> **WHAT TO PRODUCE**: Apart from the pictures, reproduce the data below exactly as it stands.

> **DATASET EXCERPTS**:
»»

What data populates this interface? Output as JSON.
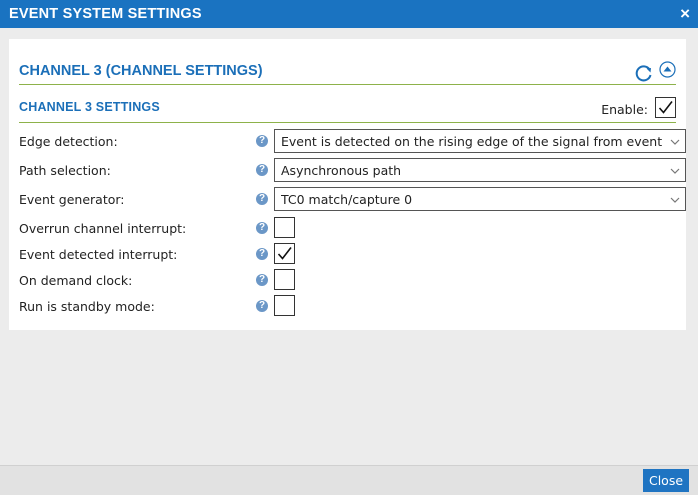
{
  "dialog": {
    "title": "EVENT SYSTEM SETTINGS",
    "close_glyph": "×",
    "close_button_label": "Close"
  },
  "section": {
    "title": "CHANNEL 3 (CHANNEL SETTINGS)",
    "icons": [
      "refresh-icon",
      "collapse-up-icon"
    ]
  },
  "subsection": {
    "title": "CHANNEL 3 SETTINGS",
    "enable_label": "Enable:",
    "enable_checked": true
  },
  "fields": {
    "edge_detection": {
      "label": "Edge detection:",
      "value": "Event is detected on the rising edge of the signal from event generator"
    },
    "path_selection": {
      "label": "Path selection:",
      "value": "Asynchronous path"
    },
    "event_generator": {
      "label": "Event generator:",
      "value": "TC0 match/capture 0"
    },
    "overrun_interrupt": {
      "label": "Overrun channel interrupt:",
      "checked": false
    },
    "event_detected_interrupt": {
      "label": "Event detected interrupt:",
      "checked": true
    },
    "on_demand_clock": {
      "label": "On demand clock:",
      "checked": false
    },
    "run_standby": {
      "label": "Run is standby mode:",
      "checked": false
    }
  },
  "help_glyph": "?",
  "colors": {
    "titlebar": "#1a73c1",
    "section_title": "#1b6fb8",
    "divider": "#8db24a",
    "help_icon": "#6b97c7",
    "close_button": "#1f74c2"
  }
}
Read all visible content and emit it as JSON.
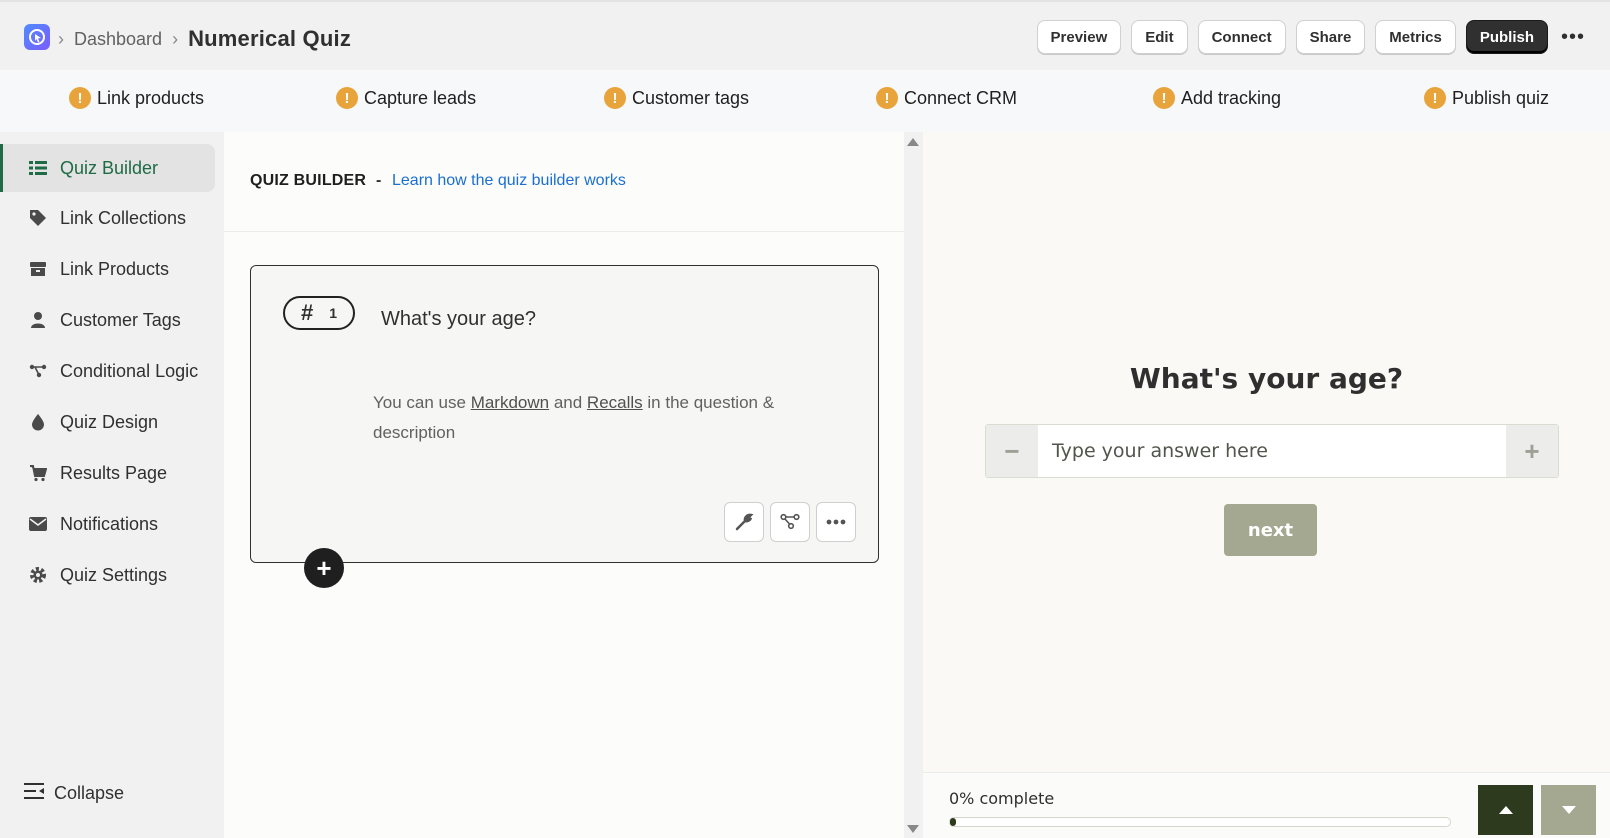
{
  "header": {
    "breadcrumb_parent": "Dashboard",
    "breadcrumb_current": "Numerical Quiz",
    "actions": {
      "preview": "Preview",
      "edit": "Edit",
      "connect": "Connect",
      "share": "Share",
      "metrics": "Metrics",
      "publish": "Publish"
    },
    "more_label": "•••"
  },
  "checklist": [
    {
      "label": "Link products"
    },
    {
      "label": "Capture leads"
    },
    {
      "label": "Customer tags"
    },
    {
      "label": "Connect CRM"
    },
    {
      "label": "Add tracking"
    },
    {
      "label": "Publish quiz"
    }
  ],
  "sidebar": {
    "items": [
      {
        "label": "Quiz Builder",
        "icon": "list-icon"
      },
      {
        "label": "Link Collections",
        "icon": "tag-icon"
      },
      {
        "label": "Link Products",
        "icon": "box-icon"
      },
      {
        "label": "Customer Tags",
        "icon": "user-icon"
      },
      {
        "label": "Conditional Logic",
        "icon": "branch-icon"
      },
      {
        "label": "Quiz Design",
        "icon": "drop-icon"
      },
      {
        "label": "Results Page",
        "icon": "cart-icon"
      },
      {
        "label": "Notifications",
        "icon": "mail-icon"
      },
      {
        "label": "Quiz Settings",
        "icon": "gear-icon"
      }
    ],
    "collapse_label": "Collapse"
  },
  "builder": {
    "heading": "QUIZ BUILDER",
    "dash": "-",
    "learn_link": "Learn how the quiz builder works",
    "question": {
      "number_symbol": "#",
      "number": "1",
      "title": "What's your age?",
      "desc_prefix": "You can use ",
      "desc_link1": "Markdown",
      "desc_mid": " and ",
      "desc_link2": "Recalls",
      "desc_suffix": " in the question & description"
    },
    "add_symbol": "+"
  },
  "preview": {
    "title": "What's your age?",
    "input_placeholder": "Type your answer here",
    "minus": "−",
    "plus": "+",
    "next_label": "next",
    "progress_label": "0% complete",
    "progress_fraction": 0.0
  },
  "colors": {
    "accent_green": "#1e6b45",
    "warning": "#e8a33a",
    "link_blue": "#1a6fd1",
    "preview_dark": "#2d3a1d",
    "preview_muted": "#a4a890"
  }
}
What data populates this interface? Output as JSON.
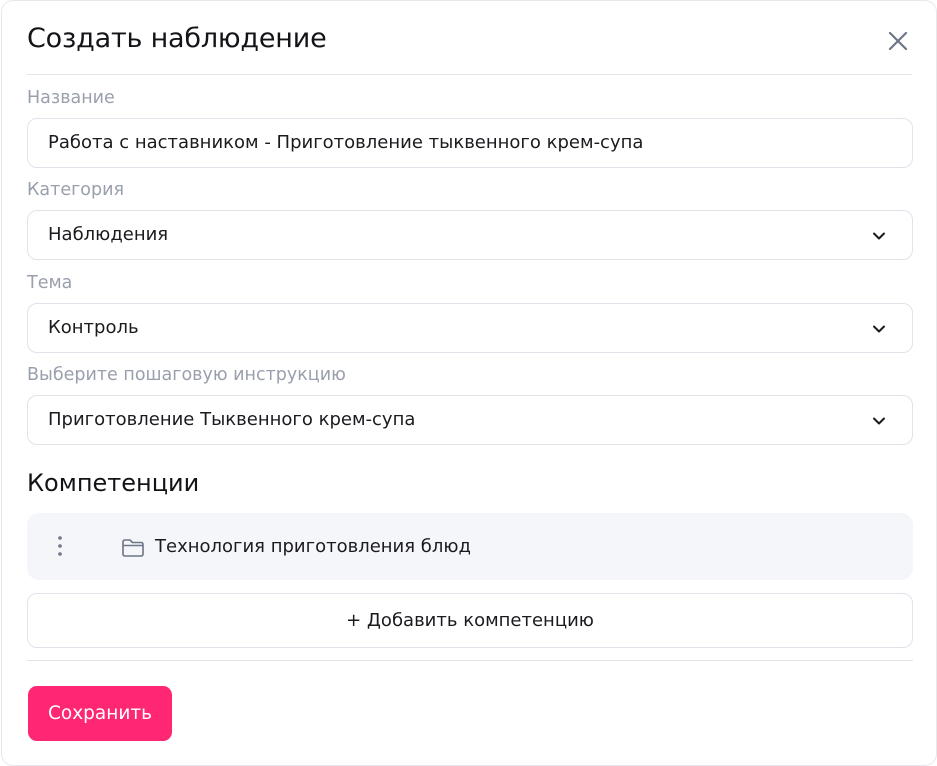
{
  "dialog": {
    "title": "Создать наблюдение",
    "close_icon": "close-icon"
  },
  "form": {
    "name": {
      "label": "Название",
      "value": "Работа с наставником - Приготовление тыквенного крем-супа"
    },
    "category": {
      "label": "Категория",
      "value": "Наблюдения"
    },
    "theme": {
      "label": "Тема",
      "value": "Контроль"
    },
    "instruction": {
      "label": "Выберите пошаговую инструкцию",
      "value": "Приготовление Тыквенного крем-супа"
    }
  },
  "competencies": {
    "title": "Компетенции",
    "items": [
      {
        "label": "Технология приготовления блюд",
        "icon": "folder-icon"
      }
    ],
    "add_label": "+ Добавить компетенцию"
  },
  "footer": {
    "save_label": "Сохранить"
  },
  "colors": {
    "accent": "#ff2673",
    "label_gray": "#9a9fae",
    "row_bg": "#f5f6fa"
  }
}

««

> **RESPONSE TO THIS TASK**:
What data populates this interface? Output as JSON.
{
  "dialog": {
    "title": "EVENT SYSTEM SETTINGS",
    "close_glyph": "×",
    "close_button_label": "Close"
  },
  "section": {
    "title": "CHANNEL 3 (CHANNEL SETTINGS)",
    "icons": [
      "refresh-icon",
      "collapse-up-icon"
    ]
  },
  "subsection": {
    "title": "CHANNEL 3 SETTINGS",
    "enable_label": "Enable:",
    "enable_checked": true
  },
  "fields": {
    "edge_detection": {
      "label": "Edge detection:",
      "value": "Event is detected on the rising edge of the signal from event generator"
    },
    "path_selection": {
      "label": "Path selection:",
      "value": "Asynchronous path"
    },
    "event_generator": {
      "label": "Event generator:",
      "value": "TC0 match/capture 0"
    },
    "overrun_interrupt": {
      "label": "Overrun channel interrupt:",
      "checked": false
    },
    "event_detected_interrupt": {
      "label": "Event detected interrupt:",
      "checked": true
    },
    "on_demand_clock": {
      "label": "On demand clock:",
      "checked": false
    },
    "run_standby": {
      "label": "Run is standby mode:",
      "checked": false
    }
  },
  "help_glyph": "?",
  "colors": {
    "titlebar": "#1a73c1",
    "section_title": "#1b6fb8",
    "divider": "#8db24a",
    "help_icon": "#6b97c7",
    "close_button": "#1f74c2"
  }
}
Read all visible content and emit it as JSON.
{
  "header": {
    "breadcrumb_parent": "Dashboard",
    "breadcrumb_current": "Numerical Quiz",
    "actions": {
      "preview": "Preview",
      "edit": "Edit",
      "connect": "Connect",
      "share": "Share",
      "metrics": "Metrics",
      "publish": "Publish"
    },
    "more_label": "•••"
  },
  "checklist": [
    {
      "label": "Link products"
    },
    {
      "label": "Capture leads"
    },
    {
      "label": "Customer tags"
    },
    {
      "label": "Connect CRM"
    },
    {
      "label": "Add tracking"
    },
    {
      "label": "Publish quiz"
    }
  ],
  "sidebar": {
    "items": [
      {
        "label": "Quiz Builder",
        "icon": "list-icon"
      },
      {
        "label": "Link Collections",
        "icon": "tag-icon"
      },
      {
        "label": "Link Products",
        "icon": "box-icon"
      },
      {
        "label": "Customer Tags",
        "icon": "user-icon"
      },
      {
        "label": "Conditional Logic",
        "icon": "branch-icon"
      },
      {
        "label": "Quiz Design",
        "icon": "drop-icon"
      },
      {
        "label": "Results Page",
        "icon": "cart-icon"
      },
      {
        "label": "Notifications",
        "icon": "mail-icon"
      },
      {
        "label": "Quiz Settings",
        "icon": "gear-icon"
      }
    ],
    "collapse_label": "Collapse"
  },
  "builder": {
    "heading": "QUIZ BUILDER",
    "dash": "-",
    "learn_link": "Learn how the quiz builder works",
    "question": {
      "number_symbol": "#",
      "number": "1",
      "title": "What's your age?",
      "desc_prefix": "You can use ",
      "desc_link1": "Markdown",
      "desc_mid": " and ",
      "desc_link2": "Recalls",
      "desc_suffix": " in the question & description"
    },
    "add_symbol": "+"
  },
  "preview": {
    "title": "What's your age?",
    "input_placeholder": "Type your answer here",
    "minus": "−",
    "plus": "+",
    "next_label": "next",
    "progress_label": "0% complete",
    "progress_fraction": 0.0
  },
  "colors": {
    "accent_green": "#1e6b45",
    "warning": "#e8a33a",
    "link_blue": "#1a6fd1",
    "preview_dark": "#2d3a1d",
    "preview_muted": "#a4a890"
  }
}
What data populates this interface? Output as JSON.
{
  "dialog": {
    "title": "Создать наблюдение",
    "close_icon": "close-icon"
  },
  "form": {
    "name": {
      "label": "Название",
      "value": "Работа с наставником - Приготовление тыквенного крем-супа"
    },
    "category": {
      "label": "Категория",
      "value": "Наблюдения"
    },
    "theme": {
      "label": "Тема",
      "value": "Контроль"
    },
    "instruction": {
      "label": "Выберите пошаговую инструкцию",
      "value": "Приготовление Тыквенного крем-супа"
    }
  },
  "competencies": {
    "title": "Компетенции",
    "items": [
      {
        "label": "Технология приготовления блюд",
        "icon": "folder-icon"
      }
    ],
    "add_label": "+ Добавить компетенцию"
  },
  "footer": {
    "save_label": "Сохранить"
  },
  "colors": {
    "accent": "#ff2673",
    "label_gray": "#9a9fae",
    "row_bg": "#f5f6fa"
  }
}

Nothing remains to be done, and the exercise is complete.